┏━━

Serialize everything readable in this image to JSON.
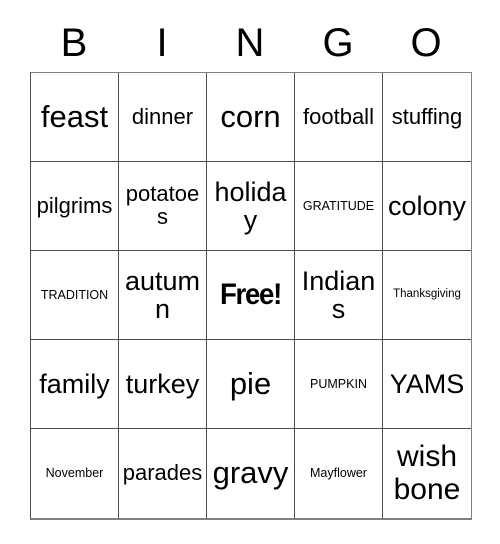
{
  "card": {
    "type": "bingo-card",
    "theme": "Thanksgiving",
    "header_letters": [
      "B",
      "I",
      "N",
      "G",
      "O"
    ],
    "columns": 5,
    "rows": 5,
    "free_space": {
      "row": 3,
      "column": 3,
      "label": "Free!"
    },
    "colors": {
      "background": "#ffffff",
      "text": "#000000",
      "grid_line": "#4d4d4d",
      "outer_border": "#808080"
    },
    "cells": [
      [
        {
          "text": "feast",
          "size": "fs-xl"
        },
        {
          "text": "dinner",
          "size": "fs-md"
        },
        {
          "text": "corn",
          "size": "fs-xl"
        },
        {
          "text": "football",
          "size": "fs-md"
        },
        {
          "text": "stuffing",
          "size": "fs-md"
        }
      ],
      [
        {
          "text": "pilgrims",
          "size": "fs-md"
        },
        {
          "text": "potatoes",
          "size": "fs-md"
        },
        {
          "text": "holiday",
          "size": "fs-lg"
        },
        {
          "text": "GRATITUDE",
          "size": "fs-xs"
        },
        {
          "text": "colony",
          "size": "fs-lg"
        }
      ],
      [
        {
          "text": "TRADITION",
          "size": "fs-xs"
        },
        {
          "text": "autumn",
          "size": "fs-lg"
        },
        {
          "text": "Free!",
          "size": "free"
        },
        {
          "text": "Indians",
          "size": "fs-lg"
        },
        {
          "text": "Thanksgiving",
          "size": "fs-xxs"
        }
      ],
      [
        {
          "text": "family",
          "size": "fs-lg"
        },
        {
          "text": "turkey",
          "size": "fs-lg"
        },
        {
          "text": "pie",
          "size": "fs-xl"
        },
        {
          "text": "PUMPKIN",
          "size": "fs-xs"
        },
        {
          "text": "YAMS",
          "size": "fs-lg"
        }
      ],
      [
        {
          "text": "November",
          "size": "fs-xs"
        },
        {
          "text": "parades",
          "size": "fs-md"
        },
        {
          "text": "gravy",
          "size": "fs-xl"
        },
        {
          "text": "Mayflower",
          "size": "fs-xs"
        },
        {
          "text": "wish bone",
          "size": "two-line"
        }
      ]
    ]
  }
}
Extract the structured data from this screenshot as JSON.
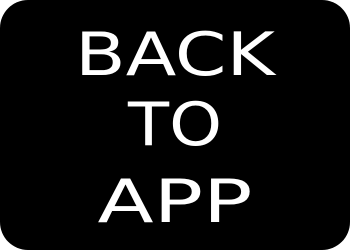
{
  "button": {
    "lines": [
      "BACK",
      "TO",
      "APP"
    ],
    "background_color": "#000000",
    "text_color": "#ffffff"
  }
}
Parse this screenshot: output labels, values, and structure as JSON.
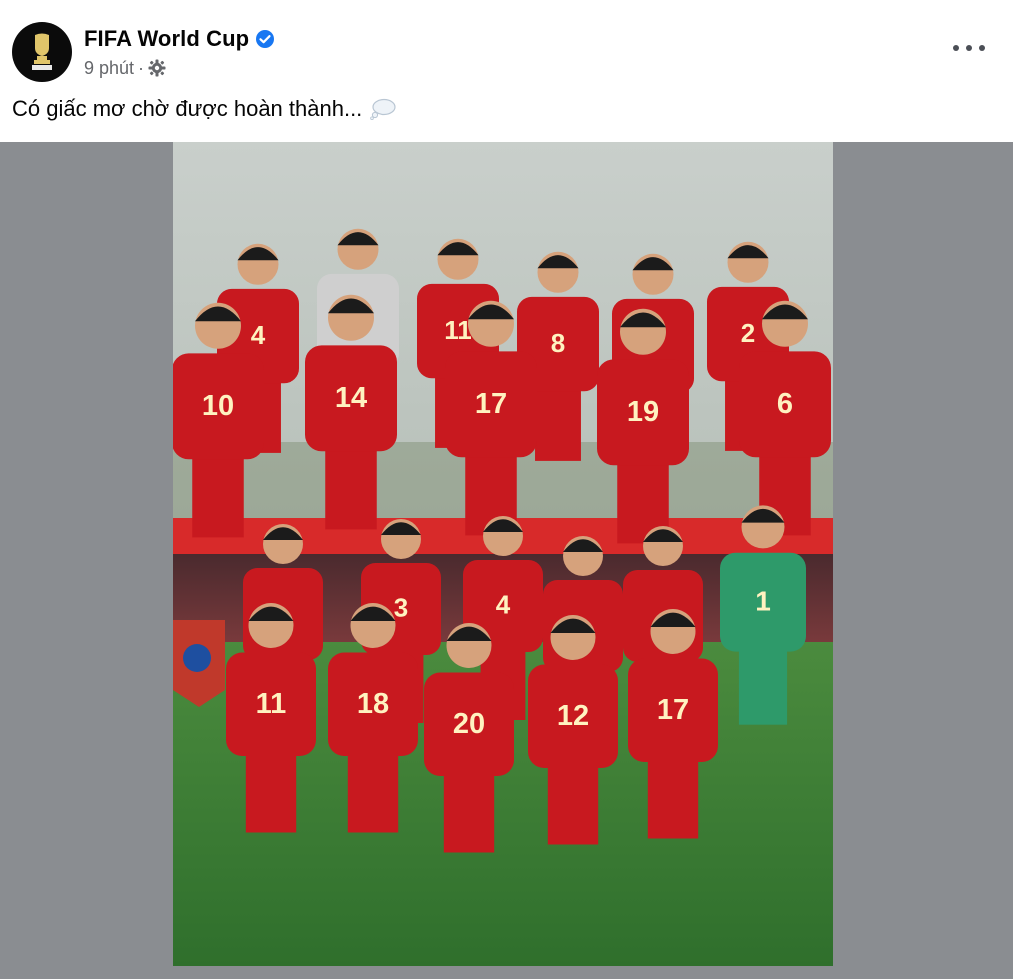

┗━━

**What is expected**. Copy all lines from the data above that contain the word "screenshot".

**Worked solution**.
Extract the structured data from this screenshot as JSON.
Parse this screenshot: output labels, values, and structure as JSON.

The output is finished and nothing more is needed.